By Camilo Smith
By Craig Malisow
By Jeff Balke
By Angelica Leicht
By Jeff Balke
By Sean Pendergast
By Sean Pendergast
By Jeff Balke
o how do you feel when you preach?
Phil Arms leaned back in his leather chair and thought a minute.
"Have you ever seen Chariots of Fire?" he said at last. "There's a line in there that says, 'When I run, I feel this pleasure.' Something like that, I think."
It's a glorious thing how God can change a man, said Phil Arms. His makeup was thick, his hair shellacked. Above him were the framed words of Psalm 1, "the Way of the Righteous and the End of the Ungodly.''
Sitting there smiling and sure, he looked like an actor in another movie, like Tommy Lee Jones in JFK. But there was work to do, and he couldn't linger. He rose and shook hands and said he had to run.
Down in the great hollow of Houston Church, the congregants were singing Jesus Jesus Jesus, there's just something about that name, but no one said what it was until the music died and Phil Arms appeared. As he began to speak, he began to change, and soon he was not Tommy Lee Jones in JFK but Tommy Lee Jones in Batman. Shouting and sneering and mocking, he was Two-Face, and it became clear that his church was not a place of peace, really, but a place for the pissed-off.
"Might as well wake up to the fact, Christian, that this society is challenging your belief system," thundered Phil Arms.
To the amens of the congregation, he set about denouncing nearly every group except the congregation: actors, educators, pornographers, psychologists, the New Age movement, Republicans, Democrats, the media. He damned them all with equal passion until he came to that group he called the "homosekshulls" -- "the most miserable group of people on Earth," and to that lonely little television station, KTXH, which has "basically raped every freedom-loving American across this country."
Very quickly, homosexuals and Channel 20 became the focus of Phil Arms' Sunday tirade, just as they've became obsessions in his life and in the lives of his 1,500 parishioners. Five months have passed now since he told Houston what he thought of homosexuals and KTXH yanked his paid program off the air. The Reverend Arms is just getting warmed up. His flock has embarked on a second crusade: if they cannot spread the "good news" about the Gospel on Channel 20, they can certainly spread some news to Channel 20's advertisers. Arms urges them onward: write those letters, make those calls. This isn't about one single television station, he says, but about those other groups, too, and their Satanic conspiracy to take over the Christian world. This is it, soldier, the final conflict. Not just the battle but the whole damn war.
"If you are a Christian, you better understand God is separating the wheat from the chaff," Phil Arms shouted. "We have a CAUSE! I will not lie down and be run over by a bunch of people who have the brains, morally speaking, of a gnat!"
In an evil world, there are necessary evils, and so Houston Church employs a media director, an earnest young man named Bob Francis.
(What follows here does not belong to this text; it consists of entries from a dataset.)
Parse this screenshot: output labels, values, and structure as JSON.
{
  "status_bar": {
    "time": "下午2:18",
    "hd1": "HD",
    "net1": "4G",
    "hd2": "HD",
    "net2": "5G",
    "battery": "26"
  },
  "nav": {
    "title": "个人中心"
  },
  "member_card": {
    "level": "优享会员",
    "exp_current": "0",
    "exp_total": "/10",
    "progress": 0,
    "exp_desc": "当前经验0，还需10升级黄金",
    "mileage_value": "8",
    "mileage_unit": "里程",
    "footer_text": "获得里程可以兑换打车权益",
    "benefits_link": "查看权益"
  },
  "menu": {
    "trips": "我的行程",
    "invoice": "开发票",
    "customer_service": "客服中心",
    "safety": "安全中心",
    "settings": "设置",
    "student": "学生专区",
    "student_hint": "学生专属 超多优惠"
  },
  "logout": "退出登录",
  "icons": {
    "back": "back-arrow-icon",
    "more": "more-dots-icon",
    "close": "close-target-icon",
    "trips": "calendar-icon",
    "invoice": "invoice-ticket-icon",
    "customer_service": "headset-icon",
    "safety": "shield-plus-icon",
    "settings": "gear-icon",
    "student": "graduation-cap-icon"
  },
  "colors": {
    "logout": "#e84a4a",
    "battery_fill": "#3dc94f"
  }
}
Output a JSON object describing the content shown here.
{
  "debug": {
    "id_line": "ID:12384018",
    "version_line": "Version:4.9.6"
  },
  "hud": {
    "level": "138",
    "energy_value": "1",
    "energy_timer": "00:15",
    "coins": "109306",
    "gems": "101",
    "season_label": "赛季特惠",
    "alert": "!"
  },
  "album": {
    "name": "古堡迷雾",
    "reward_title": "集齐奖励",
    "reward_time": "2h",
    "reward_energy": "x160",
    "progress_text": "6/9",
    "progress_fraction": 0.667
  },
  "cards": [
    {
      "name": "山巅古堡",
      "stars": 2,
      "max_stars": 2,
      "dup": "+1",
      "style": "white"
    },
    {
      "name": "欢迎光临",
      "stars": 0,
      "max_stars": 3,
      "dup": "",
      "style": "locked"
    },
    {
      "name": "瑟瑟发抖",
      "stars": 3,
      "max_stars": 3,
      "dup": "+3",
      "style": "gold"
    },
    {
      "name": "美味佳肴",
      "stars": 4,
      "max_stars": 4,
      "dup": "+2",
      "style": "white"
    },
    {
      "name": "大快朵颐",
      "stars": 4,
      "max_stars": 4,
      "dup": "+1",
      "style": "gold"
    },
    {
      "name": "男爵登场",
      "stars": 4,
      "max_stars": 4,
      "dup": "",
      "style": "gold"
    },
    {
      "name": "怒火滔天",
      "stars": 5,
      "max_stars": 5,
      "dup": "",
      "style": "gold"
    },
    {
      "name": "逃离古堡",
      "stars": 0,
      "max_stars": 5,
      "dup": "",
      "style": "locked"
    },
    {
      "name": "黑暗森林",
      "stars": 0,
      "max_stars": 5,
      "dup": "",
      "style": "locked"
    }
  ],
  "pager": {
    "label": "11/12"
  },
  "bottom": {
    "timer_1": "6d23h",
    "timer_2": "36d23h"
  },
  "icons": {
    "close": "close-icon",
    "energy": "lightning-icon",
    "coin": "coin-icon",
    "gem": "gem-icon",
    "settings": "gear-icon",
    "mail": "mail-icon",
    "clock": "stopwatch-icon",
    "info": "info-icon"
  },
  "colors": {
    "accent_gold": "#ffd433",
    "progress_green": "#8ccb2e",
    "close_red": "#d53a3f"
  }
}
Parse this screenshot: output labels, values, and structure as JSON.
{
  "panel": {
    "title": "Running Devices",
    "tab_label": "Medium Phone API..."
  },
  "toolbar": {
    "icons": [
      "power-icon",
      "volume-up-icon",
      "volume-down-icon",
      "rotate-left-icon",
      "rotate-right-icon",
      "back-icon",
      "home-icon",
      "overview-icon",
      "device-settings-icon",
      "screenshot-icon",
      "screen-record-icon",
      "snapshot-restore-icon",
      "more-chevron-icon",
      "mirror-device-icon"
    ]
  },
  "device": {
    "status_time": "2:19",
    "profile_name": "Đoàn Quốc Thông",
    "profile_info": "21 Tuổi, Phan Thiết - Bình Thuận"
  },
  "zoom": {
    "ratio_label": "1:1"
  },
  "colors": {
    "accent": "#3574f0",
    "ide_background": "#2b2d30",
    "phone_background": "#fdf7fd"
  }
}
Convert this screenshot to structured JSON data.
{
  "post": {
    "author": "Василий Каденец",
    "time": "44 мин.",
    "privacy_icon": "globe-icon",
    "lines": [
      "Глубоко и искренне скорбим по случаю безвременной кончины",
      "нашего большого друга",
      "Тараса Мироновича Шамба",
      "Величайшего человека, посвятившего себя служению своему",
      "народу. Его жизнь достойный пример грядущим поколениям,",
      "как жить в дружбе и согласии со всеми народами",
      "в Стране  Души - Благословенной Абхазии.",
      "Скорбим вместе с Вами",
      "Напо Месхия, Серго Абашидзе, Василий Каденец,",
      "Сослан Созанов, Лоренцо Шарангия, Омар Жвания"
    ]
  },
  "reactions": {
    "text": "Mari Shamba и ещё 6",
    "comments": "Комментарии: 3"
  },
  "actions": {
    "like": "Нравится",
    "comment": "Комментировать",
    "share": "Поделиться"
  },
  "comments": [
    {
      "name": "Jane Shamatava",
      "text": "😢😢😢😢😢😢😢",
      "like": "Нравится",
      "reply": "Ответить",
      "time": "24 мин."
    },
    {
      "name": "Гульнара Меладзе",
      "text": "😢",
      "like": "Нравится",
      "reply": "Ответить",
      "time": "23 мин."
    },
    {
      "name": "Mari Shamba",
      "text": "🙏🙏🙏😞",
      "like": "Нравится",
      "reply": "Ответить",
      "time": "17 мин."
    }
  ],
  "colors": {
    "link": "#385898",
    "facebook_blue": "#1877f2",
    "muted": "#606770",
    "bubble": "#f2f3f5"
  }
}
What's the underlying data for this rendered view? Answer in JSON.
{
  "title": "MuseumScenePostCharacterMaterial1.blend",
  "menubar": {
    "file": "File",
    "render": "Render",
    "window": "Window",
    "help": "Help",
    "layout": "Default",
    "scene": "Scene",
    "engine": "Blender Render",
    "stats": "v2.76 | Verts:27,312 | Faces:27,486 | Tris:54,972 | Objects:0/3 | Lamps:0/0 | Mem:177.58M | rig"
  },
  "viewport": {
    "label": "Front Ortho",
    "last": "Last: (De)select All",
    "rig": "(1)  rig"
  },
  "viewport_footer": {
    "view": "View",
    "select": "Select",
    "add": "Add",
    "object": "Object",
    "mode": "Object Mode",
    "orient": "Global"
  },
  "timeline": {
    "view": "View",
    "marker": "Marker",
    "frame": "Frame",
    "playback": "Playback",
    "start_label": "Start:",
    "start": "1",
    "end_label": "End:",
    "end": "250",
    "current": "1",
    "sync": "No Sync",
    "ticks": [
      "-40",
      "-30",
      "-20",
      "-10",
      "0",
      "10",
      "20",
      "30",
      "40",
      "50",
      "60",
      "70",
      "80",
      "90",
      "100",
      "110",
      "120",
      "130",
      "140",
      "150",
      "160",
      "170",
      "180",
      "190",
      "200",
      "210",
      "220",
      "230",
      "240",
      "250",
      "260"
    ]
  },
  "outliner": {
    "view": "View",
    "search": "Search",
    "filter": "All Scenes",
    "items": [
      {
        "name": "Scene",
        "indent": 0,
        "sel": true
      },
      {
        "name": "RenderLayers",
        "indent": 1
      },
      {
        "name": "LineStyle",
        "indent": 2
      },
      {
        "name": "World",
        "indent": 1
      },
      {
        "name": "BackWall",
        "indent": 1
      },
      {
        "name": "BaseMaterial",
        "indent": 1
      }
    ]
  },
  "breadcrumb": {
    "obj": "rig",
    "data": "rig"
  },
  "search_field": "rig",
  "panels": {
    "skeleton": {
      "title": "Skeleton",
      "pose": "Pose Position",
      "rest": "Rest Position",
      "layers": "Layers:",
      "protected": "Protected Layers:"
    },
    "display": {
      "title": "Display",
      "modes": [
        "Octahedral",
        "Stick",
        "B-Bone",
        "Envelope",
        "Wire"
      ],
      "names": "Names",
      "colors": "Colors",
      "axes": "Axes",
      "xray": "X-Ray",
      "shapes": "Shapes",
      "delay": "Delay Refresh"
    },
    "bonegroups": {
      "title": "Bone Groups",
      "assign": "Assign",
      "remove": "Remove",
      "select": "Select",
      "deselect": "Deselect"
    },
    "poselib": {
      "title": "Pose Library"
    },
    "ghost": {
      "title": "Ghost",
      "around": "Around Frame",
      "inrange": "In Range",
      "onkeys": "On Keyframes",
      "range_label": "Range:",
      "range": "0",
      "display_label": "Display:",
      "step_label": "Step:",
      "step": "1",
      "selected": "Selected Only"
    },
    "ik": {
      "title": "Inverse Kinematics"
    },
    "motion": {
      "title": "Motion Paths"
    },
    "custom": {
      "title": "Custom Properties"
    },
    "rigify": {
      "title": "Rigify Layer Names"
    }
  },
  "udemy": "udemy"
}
The church would be much larger than it is, he explains, "if it weren't for Phil's uncompromising stand. There are very few preachers left in the country who have the guts to stand up and tell it like it is."
Outside the church, Phil Arms has been called narrow-minded. Once, when this was said to his face, he reached for a Bible, as he so often does, pointed to its thickness and said, yessir, that's the span of his mind, and he's proud of it.
But he was not always this way.
As he confessed in his self-published book, The Winner in You, "I was the typical longhaired hippie type." He was raised in a devout home in a small West Texas town, and though he had made his profession of faith, he came of age without possession of it. In the late 1960s, he dropped out of school and began traveling in rock and roll bands. The name of the first was the Skeptics; the second was called In the Beginning. It was a devilish kind of life, full of drugs and females, but slowly he came back to the straight and narrow. One night in 1970, Phil Arms arrived at last at a stoplight in Houston and was "attempting to light a joint of marijuana" when he heard the words of God. "It's all over," God said. "Come on."
God led Phil Arms to a pastor, and the pastor took him for a walk. They hadn't gone far before Phil Arms, longhaired hippie, fell to his knees and became Phil Arms, born-again sinner. "Peace melted as warm butter over, around, through and in me," he wrote, and somehow he also felt clean for the first time and bursting with a sense of purpose. He and the pastor walked back arm-in-arm then, singing like drunks. Amazing Grace. When Phil Arms spotted "an innocent bystander" taking groceries into the house, he stopped singing and started talking.
"That was the first time I ever told anybody about Jesus," he testified. "I am certain that their ice cream melted."